Dir: Andrés Muschietti
When they are prefixed with 'Directed by' I see the words 'Guillermo Del Toro' as a promise, but Mama is yet more upsetting evidence that when they are followed by 'Presents' those same words should be viewed as a threat. I know my position on The Orphanage (I didn't like it. At all.) isn't popular, but that and other by the numbers horror-lite workouts like Julia's Eyes and Don't Be Afraid of the Dark have primed me to expect disappointment when Del Toro - unquestionably one of the horror genre's modern visionaries - is not directing.
Mama, based on it's director's short of the same title begins with two young girls being abducted by their estranged Father, who has just murdered their Mother. When his car crashes he takes the girls to a cabin deep in the woods. Five years later, with their Father missing, the girls are found in the cabin and are sent to be cared for by their Uncle (Nikolaj Coster-Waldau) and Aunt (Jessica Chastain). The girls are almost completely feral, but as the older one , Victoria (Megan Charpentier) re-learns how to communicate she tells her psychiatrist how they survived in the forest, because they were looked after by something they call Mama, something jealous, that seems to have followed them to their new home.
This isn't a film with one huge overarching, easy to define problem, nor is it incompetent. For the most part, logic gaps that we'll come to shortly aside, the problem with Mama is simply that it's just rather dull. I suspect that if you're either especially susceptible to jump scares, frightened by rubbery CGI, or someone who never watches horror films, it will scare you once or twice. I'm none of those things, and I was just bored for most of the running time. The film tries desperately to conjure an unnerving atmosphere, and to give you sudden jolts, but none of them work.
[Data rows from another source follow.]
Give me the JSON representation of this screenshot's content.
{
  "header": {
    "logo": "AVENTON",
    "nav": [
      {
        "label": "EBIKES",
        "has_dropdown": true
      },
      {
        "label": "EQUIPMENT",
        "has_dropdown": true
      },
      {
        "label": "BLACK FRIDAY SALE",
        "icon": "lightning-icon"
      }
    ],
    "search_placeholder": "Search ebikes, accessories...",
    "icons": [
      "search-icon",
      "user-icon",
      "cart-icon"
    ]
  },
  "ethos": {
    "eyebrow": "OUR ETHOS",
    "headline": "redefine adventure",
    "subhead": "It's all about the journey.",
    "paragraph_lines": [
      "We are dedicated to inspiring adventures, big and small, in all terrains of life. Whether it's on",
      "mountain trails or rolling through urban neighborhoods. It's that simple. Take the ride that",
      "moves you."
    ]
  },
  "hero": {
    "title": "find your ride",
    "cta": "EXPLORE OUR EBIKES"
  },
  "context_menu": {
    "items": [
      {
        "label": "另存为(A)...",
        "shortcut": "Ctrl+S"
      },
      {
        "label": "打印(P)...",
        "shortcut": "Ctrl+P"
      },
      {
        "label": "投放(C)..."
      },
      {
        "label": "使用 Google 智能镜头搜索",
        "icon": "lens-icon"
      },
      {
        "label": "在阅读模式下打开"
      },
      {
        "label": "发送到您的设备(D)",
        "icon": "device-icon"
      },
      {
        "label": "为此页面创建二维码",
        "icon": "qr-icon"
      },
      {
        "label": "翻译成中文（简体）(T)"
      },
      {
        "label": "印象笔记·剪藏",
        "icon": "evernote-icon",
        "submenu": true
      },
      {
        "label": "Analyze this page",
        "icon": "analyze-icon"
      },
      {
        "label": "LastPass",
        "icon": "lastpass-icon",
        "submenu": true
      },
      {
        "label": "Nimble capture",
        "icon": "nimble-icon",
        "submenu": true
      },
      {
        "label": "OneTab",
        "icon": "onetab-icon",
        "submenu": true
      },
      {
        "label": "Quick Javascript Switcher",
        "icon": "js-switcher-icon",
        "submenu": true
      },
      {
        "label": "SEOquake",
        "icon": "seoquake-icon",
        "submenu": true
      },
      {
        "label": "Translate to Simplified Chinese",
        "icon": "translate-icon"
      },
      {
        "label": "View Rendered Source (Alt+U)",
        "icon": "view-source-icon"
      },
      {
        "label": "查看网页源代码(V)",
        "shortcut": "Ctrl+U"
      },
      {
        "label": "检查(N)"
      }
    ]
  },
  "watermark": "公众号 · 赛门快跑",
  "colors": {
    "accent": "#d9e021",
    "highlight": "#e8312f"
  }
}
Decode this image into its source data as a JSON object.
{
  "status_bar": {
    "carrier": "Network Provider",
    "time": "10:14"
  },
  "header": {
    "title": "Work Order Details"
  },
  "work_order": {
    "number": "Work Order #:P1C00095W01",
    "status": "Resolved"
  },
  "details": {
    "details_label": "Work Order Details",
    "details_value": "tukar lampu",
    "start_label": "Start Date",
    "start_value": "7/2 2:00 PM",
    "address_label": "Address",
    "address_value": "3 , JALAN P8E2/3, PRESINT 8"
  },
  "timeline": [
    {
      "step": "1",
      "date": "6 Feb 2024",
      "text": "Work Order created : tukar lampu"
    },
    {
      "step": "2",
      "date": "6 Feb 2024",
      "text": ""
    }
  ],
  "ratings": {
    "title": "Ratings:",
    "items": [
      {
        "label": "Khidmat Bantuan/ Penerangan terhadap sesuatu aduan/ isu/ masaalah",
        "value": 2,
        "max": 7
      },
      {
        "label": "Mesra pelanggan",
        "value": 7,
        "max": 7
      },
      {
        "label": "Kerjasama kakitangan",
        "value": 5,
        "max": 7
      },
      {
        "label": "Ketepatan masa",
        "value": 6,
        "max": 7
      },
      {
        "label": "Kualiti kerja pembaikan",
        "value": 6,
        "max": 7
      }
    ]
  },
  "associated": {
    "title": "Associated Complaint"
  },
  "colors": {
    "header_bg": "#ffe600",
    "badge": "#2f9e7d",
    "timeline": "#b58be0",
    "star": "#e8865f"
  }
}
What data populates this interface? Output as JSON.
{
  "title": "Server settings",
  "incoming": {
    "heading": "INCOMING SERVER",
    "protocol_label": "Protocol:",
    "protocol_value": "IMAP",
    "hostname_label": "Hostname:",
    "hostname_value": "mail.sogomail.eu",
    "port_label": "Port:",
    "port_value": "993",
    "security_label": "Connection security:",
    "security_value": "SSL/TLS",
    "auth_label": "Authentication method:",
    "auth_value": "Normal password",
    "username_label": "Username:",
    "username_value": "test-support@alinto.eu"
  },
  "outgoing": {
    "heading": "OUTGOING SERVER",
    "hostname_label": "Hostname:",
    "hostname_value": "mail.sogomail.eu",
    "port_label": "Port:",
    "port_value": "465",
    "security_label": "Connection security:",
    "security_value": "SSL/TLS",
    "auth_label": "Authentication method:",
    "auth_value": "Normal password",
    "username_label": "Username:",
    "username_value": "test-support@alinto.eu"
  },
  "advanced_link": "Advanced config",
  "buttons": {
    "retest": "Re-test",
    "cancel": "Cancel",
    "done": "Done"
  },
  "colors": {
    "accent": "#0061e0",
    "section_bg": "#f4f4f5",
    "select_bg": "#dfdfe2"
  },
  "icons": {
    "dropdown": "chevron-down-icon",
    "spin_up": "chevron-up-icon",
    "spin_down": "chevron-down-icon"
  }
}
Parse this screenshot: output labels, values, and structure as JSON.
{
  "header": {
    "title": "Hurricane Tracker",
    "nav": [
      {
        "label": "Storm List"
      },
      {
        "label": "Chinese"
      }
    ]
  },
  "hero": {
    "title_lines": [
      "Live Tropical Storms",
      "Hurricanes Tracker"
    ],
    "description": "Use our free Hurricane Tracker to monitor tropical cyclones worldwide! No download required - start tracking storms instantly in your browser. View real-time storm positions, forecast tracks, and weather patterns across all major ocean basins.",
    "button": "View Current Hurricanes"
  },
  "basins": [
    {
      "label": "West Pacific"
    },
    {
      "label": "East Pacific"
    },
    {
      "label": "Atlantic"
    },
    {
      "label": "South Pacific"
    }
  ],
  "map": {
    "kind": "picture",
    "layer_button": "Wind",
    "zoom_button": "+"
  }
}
The jolts, for me, are particularly weak sauce. Take a moment towards the end of the film, as Jessica Chastain enters the kitchen to find another character standing there, incongruously still, facing away from the camera. You KNOW she's going to turn around once the camera is in the right place to get her face in close up, and you KNOW what you're about to see when that happens, so there's no tension about it, and no fright when it happens (actually, because of the ropey CGI, the effect is closer to comical). Compare this to the still terrifying camcorder shot in The Descent, and you'll get an idea why I stayed firmly planted in my seat during this and many other supposed jump scare moments in Mama.
One thing that Mama should really have going for it is the presence of the magnificent Jessica Chastain. To credit both her and the film, she is physically very different here, with a short black wig and painted on tattoos to show that her character is a bassist in a rock band. There are some interesting aspects to the character, especially in the way she finds herself saddled with children she doesn't want (in a hamfisted bit of foreshadowing her first scene actually has her do a fistpump and say something like 'Score' in response to a negative pregnancy test). Chastain gives it her best, but even she, surely one of the most talented and versatile actresses to emerge on the screen in the past five years, can't make this character fully rounded.
This is something of a pattern in the film, many of the performances are capable enough; Charpentier and Isabelle Nélisse as younger sister Lily are both fine, Daniel Kash's hammy psychiatrist less so, but what good work there is tends to be undone by a script and a visual style that feels extremely derivative and uninspired, when it isn't beset by illogic. For instance, Chastain and Coster-Waldau are supposedly a married couple in love, so why, when he's put into a coma at a given point in the film, does she spend no time at the hospital after the night it happens? She can always take the girls with her, indeed that would vary the film a bit, because otherwise all the ghostly happenings are confined to the house or the cabin, or if they didn't happen at the hospital it would be an ideal way to explore why not, all without making one of the film's most important relationships needlessly risible.
While Andrés Muschietti wears his visual influences on his sleeve, he does at least present some pretty pictures (when they aren't slathered in needless and rather cheap CGI), but that and couple of slightly better than deserved performances are really all that Mama has going for it. These things aside it's a dull, poorly written and very by the numbers ghost story. Jessica Chastain has far better things to be doing with her time and, quite frankly, so have you.